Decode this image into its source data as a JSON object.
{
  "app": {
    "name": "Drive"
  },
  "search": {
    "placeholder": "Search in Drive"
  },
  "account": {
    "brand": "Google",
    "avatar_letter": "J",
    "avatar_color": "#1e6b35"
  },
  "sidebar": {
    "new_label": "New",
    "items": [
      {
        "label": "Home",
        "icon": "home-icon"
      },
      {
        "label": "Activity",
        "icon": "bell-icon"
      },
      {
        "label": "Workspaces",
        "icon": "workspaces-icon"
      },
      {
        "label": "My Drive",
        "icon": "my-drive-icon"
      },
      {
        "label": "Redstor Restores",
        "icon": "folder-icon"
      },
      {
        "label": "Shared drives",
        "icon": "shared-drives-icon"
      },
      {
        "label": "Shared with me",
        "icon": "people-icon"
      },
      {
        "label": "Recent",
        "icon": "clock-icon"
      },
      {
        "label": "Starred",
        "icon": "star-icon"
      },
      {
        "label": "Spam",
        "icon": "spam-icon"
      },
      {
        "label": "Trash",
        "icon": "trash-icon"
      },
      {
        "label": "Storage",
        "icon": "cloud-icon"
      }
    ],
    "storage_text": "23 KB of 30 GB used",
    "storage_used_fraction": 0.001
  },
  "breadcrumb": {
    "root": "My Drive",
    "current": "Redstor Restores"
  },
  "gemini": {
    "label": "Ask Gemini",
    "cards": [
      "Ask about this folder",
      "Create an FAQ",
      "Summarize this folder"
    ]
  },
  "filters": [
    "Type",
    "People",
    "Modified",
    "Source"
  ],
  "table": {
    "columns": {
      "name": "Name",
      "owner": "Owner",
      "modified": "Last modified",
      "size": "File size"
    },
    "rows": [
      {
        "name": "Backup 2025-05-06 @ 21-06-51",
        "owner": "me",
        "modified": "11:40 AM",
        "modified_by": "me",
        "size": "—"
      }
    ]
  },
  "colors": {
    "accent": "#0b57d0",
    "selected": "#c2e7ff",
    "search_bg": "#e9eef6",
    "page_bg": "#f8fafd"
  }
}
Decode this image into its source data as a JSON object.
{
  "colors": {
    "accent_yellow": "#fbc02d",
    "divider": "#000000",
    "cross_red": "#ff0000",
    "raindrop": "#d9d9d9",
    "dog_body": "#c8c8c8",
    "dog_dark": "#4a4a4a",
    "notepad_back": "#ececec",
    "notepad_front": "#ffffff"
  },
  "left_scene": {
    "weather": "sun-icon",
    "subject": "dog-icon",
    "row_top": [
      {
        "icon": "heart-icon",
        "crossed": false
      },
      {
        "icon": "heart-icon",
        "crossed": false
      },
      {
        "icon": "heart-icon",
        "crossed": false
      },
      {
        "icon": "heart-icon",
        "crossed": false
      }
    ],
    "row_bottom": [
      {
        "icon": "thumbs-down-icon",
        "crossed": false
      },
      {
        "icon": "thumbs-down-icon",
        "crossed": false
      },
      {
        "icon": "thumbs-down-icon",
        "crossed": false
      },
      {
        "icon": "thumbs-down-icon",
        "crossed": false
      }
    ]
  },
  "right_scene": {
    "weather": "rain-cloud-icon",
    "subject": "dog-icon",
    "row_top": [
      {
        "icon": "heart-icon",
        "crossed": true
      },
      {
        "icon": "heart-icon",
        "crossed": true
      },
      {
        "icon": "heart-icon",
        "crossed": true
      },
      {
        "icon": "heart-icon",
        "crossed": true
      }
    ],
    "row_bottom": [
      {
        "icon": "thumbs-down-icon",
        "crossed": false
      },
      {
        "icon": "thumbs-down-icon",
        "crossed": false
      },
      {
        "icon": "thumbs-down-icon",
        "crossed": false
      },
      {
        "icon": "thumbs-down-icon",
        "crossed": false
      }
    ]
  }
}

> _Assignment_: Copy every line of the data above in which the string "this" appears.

> _Response to the exercise_:
Decode this image into its source data as a JSON object.
      "Ask about this folder",
      "Summarize this folder"
Decode this image into its source data as a JSON object.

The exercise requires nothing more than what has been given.